Welcome back to the March Mentor Minute! This month, we’re focusing on the impact that screens and devices have on Gen Z, and how we as mentors can help teach/model a healthier approach to screen time. Here’s a question for you to consider this week…

Is your phone more of a bridge or a barrier to the people around you?

In other words, do you use your phone more to build relationships with the people around you or to put up a barrier between you and them?

As adults, it’s easy to assume that students use their phones as barriers, but that’s not always the case. In fact, there can actually be a lot of bridge-building going on among Gen Z when they are sitting together on their phones. Just think back to last week and how Gen Z spends most of their 5.15 hours on their smartphones: playing video games, streaming video/TV, listening to music, and scrolling through social media feeds.

All of those ways can be done in the context of building a bridge with the people around you. For example, students will often hang out together and play video games with/against each other on their phones.

That’s building a bridge.

Or, they’ll watch or share the same movie/TV show or Youtube video on their phones and talk about it together.

That’s also building a bridge.

Same thing with listening to music together and sharing funny memes from their social media feeds…all of these things can be done in the context of building relationships with the people around you.

The downside (of course) is that all of these things can also be done for the purpose of putting up a barrier. Our phones can become like little “stop signs” that say “leave me alone” to the people around us. And, students can be pretty good at using them for that purpose too.

As mentors, we can teach/model a healthier approach to screen time by using our own phones more as bridges and less as barriers. We can also use our phones to build bridges with our students when we are together by learning to do some of the same things they like to do with each other.

In that one hour we are together, we can…

 -Learn to play a new video game together
– Share YouTube videos and talk about them
– Listen to music together
– Share funny memes from your social media feeds.
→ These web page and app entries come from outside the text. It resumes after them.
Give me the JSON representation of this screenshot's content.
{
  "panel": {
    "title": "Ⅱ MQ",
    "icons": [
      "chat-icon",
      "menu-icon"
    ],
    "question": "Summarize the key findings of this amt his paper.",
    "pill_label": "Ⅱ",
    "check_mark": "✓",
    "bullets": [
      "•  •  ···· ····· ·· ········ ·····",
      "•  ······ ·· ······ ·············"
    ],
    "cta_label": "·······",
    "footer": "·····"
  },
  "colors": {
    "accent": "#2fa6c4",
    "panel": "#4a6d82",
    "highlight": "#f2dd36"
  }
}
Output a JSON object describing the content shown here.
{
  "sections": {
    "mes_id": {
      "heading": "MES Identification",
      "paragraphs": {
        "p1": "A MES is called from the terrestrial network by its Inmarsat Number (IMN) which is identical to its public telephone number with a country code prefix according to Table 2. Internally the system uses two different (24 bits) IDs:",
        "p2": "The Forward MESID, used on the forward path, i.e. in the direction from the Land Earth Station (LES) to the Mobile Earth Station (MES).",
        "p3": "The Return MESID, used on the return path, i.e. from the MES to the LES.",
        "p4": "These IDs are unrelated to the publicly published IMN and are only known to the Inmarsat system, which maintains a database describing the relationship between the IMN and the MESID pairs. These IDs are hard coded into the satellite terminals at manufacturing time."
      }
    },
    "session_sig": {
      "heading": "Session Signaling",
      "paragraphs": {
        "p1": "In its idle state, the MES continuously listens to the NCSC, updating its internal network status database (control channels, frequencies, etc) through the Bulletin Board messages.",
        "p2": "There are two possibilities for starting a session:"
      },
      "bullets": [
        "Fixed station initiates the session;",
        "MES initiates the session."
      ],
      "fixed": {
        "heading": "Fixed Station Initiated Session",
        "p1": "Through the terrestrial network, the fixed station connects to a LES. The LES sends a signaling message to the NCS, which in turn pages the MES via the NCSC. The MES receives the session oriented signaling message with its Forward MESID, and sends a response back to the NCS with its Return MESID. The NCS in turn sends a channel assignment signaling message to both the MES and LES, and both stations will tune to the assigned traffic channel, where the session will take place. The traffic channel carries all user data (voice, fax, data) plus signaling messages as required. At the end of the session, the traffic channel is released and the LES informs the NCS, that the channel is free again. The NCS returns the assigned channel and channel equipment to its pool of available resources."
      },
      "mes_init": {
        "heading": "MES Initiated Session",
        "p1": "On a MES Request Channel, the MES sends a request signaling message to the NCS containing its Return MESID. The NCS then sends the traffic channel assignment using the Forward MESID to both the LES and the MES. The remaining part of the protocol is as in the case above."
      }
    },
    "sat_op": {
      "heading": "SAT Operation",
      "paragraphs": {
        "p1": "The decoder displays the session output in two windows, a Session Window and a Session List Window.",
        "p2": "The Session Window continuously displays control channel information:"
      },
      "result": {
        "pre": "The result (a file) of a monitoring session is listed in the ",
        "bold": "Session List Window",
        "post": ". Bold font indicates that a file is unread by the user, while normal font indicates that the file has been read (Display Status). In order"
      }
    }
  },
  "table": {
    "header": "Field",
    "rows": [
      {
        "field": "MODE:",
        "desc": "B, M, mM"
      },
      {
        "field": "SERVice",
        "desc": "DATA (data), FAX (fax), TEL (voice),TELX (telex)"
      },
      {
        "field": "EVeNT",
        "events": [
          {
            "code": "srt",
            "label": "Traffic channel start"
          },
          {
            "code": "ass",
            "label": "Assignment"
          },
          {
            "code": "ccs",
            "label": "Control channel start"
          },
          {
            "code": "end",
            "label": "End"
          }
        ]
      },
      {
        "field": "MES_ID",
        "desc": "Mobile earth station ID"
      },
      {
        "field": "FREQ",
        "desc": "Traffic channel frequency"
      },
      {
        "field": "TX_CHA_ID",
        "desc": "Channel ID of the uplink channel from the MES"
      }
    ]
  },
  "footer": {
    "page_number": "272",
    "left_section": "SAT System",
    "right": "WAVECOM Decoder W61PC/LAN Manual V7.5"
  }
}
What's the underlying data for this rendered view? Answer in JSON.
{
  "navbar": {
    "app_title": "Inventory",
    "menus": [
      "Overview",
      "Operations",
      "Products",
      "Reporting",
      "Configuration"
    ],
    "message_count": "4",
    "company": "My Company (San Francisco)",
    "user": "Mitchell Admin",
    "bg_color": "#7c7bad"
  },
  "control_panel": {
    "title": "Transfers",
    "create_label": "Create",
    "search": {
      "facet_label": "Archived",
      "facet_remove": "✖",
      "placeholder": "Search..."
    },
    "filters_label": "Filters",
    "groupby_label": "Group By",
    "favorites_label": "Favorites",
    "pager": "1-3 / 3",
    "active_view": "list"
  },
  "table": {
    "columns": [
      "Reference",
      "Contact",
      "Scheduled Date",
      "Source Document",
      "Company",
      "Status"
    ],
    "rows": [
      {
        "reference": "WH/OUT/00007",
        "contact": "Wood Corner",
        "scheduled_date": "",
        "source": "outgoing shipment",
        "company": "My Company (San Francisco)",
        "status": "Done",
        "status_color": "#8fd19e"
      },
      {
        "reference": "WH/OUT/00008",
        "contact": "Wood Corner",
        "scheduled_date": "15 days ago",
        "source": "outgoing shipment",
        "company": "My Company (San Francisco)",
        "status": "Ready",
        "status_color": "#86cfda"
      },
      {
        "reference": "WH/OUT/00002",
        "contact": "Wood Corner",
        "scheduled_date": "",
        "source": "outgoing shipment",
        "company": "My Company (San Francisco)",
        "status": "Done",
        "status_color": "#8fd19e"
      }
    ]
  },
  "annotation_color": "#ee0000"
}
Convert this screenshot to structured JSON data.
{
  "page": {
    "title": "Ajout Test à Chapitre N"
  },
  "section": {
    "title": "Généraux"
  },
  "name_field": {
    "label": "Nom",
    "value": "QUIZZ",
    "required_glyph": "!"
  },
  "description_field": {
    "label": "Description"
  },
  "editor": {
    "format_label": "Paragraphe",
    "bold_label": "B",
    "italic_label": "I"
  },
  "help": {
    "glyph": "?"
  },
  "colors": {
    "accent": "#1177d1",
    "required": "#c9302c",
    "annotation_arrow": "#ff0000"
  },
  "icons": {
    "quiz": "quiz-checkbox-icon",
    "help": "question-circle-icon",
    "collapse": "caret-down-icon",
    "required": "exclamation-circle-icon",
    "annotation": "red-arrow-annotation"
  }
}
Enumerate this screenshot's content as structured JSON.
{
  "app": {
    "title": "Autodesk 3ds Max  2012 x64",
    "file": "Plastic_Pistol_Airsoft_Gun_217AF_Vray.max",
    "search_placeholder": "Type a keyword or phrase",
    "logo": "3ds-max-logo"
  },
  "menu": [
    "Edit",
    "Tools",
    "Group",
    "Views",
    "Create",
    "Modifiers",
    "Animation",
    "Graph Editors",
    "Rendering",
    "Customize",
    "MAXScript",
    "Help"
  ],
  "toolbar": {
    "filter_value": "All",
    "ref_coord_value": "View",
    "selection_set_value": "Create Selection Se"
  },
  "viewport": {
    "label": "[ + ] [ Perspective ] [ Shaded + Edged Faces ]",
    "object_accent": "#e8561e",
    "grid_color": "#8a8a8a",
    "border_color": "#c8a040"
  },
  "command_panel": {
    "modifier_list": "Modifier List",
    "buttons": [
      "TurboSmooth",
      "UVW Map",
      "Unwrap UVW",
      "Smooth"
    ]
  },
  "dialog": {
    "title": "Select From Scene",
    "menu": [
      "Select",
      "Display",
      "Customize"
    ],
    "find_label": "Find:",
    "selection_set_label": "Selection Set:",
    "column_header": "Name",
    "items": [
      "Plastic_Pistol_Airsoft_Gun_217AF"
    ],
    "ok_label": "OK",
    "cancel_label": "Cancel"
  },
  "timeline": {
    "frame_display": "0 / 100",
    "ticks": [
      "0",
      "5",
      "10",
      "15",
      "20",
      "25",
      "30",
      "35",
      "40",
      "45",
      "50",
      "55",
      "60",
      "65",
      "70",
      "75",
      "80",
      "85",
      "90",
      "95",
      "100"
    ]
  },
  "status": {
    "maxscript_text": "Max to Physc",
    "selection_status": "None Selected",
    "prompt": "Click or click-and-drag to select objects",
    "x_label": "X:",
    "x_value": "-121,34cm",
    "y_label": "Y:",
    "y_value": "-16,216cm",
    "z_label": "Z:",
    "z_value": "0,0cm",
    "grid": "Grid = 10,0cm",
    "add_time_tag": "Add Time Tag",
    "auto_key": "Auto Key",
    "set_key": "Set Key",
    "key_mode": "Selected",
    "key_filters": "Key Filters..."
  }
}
Check back next week as we continue this conversation about screen time and talk about ways that we as mentors can help students have a healthier approach to all of the devices in their lives.